I started Siggins Informed Resolutions to assist decision-makers in formulating and implementing public policy reforms and remedial decrees in institutional reform litigation.
I began representing California’s Governors and other high-ranking officials in cases challenging the policies and practices of public institutions in 1988. Many of those cases were class actions brought against the California correctional system. Following my tenure as a government lawyer, I was a state appellate judge for 16 years.
In Toussaint v. Gomez, I represented the Director and wardens of the California Department of Corrections in a class action challenging the conditions in administrative segregation units at San Quentin, Folsom, Soledad and the Deuel Vocational Institution. The case began in the District Court in 1973. I was the principal lawyer assigned to the case in 1988, and following some proceedings before a Rule 53 Special Master and a couple of trips to the Ninth Circuit in which the defendants prevailed, the case was dismissed by the plaintiffs in 1996. I also represented the Director of Corrections in Gates v. Gomez, a case challenging the provision of mental and physical care at the California Medical Facility in Vacaville.
In Armstrong v. Wilson, I was one of two lawyers who, on behalf of the state, negotiated over two hundred stipulated facts with plaintiffs’ counsel, allowing a class action Americans with Disabilities Act case to be decided upon cross-motions for summary judgment. Following Armstrong, I represented the defendants in Madrid v. Gomez, a class action challenging conditions of confinement, use of force policies and health care at Pelican Bay State Prison.
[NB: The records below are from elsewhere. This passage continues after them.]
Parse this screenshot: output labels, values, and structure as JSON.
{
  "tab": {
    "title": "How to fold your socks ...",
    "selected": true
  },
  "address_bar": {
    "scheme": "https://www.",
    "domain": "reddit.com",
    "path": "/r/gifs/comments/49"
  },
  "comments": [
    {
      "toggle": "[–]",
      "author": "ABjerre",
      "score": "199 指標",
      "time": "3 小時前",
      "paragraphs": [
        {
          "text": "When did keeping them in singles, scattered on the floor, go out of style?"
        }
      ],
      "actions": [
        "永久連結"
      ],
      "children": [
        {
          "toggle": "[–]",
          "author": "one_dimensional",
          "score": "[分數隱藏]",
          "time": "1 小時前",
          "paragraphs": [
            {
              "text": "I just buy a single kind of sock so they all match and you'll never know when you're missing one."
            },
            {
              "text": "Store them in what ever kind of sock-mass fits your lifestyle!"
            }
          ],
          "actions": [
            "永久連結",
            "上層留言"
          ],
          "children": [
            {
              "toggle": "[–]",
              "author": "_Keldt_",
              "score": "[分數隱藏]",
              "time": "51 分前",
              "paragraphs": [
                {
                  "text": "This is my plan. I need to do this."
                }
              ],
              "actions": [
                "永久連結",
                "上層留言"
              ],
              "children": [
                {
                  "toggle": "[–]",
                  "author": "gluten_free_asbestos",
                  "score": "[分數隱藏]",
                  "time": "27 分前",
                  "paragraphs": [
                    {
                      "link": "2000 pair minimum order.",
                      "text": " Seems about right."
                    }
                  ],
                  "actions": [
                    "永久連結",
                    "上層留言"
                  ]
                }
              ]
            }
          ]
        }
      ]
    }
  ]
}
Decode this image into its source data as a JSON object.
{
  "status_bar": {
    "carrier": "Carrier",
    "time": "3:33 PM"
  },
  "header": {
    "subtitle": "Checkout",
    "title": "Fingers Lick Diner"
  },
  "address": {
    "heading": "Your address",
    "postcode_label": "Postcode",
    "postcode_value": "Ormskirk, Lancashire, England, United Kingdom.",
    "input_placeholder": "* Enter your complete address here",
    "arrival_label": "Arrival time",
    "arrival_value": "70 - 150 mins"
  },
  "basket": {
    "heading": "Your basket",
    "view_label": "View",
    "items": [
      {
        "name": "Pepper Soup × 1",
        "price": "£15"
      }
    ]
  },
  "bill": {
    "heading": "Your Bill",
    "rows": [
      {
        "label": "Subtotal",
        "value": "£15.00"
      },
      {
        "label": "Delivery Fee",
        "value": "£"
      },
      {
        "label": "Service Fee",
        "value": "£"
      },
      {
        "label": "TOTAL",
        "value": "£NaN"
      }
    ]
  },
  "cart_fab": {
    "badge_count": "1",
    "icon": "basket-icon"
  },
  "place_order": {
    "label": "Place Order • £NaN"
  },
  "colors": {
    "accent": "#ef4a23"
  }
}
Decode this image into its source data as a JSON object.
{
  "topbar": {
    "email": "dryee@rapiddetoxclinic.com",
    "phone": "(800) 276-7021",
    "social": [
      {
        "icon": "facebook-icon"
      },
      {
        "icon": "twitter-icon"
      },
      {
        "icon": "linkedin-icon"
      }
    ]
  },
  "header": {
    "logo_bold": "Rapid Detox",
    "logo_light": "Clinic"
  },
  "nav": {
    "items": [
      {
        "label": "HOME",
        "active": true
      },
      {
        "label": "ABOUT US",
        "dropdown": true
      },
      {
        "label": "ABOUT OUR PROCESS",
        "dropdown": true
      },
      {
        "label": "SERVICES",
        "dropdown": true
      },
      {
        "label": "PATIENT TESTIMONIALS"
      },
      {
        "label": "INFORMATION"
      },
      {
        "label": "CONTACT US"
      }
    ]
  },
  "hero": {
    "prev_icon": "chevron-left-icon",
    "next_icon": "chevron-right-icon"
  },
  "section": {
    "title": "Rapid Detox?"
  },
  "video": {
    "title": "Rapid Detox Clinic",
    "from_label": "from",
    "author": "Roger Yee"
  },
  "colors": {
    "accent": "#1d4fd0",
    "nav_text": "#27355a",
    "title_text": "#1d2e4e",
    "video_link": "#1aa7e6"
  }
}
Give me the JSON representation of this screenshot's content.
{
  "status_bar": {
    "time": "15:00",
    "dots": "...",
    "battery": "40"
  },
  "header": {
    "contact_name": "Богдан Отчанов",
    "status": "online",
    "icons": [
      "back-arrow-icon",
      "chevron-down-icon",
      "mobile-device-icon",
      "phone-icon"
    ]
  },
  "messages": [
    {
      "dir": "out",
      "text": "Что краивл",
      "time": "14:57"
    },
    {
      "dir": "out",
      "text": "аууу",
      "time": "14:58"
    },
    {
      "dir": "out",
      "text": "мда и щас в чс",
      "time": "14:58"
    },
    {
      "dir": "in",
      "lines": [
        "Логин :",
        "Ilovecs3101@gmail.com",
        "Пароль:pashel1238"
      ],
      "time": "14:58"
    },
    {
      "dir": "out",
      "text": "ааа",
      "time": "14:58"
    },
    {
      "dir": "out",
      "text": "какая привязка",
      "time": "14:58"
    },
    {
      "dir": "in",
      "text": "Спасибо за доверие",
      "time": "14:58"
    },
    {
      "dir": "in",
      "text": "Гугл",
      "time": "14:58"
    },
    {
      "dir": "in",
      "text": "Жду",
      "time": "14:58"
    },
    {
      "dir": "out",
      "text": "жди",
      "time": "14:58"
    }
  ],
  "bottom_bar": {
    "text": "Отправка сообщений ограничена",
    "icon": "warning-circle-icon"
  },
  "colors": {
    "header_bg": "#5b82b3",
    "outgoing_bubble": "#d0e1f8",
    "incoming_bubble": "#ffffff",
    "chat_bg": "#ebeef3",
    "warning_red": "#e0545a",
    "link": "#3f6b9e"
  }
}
I’ve also supervised civil rights investigations in police practices cases, one resulting in a consent decree that implemented significant changes in the practices and policies of the City of Riverside Police Department.
As a judge, I’ve reviewed many cases involving injunctive relief directed at government institutions, and I’ve mediated disputes between government agencies. I was also appointed a mediator by a special three-judge federal court that entered a decree setting a population cap for the California prison system. I regularly worked with the parties to implement the court-ordered relief and resolve disputes over the timing and methods the State employed to reduce its prison population.
Resolving cases with public institutions often involves considerations that do not bear upon purely private disputes. Parties uninvolved in the litigation may have interests that will be affected by the outcome and need to be taken into account. Implementation of relief may involve government officers who are not before the court, or the enactment of legislation necessary to change a government practice or program. There can be public notice and open hearing requirements in many cases.
I have worked extensively with court special masters appointed pursuant to Federal Rule of Civil Procedure 53 to assess the effectiveness and compliance with court ordered relief. I have also negotiated successful resolutions in cases challenging California’s education policies and mass tort liability cases.
I look forward to an opportunity to work with you to solve the problems you may face in public institution reform cases.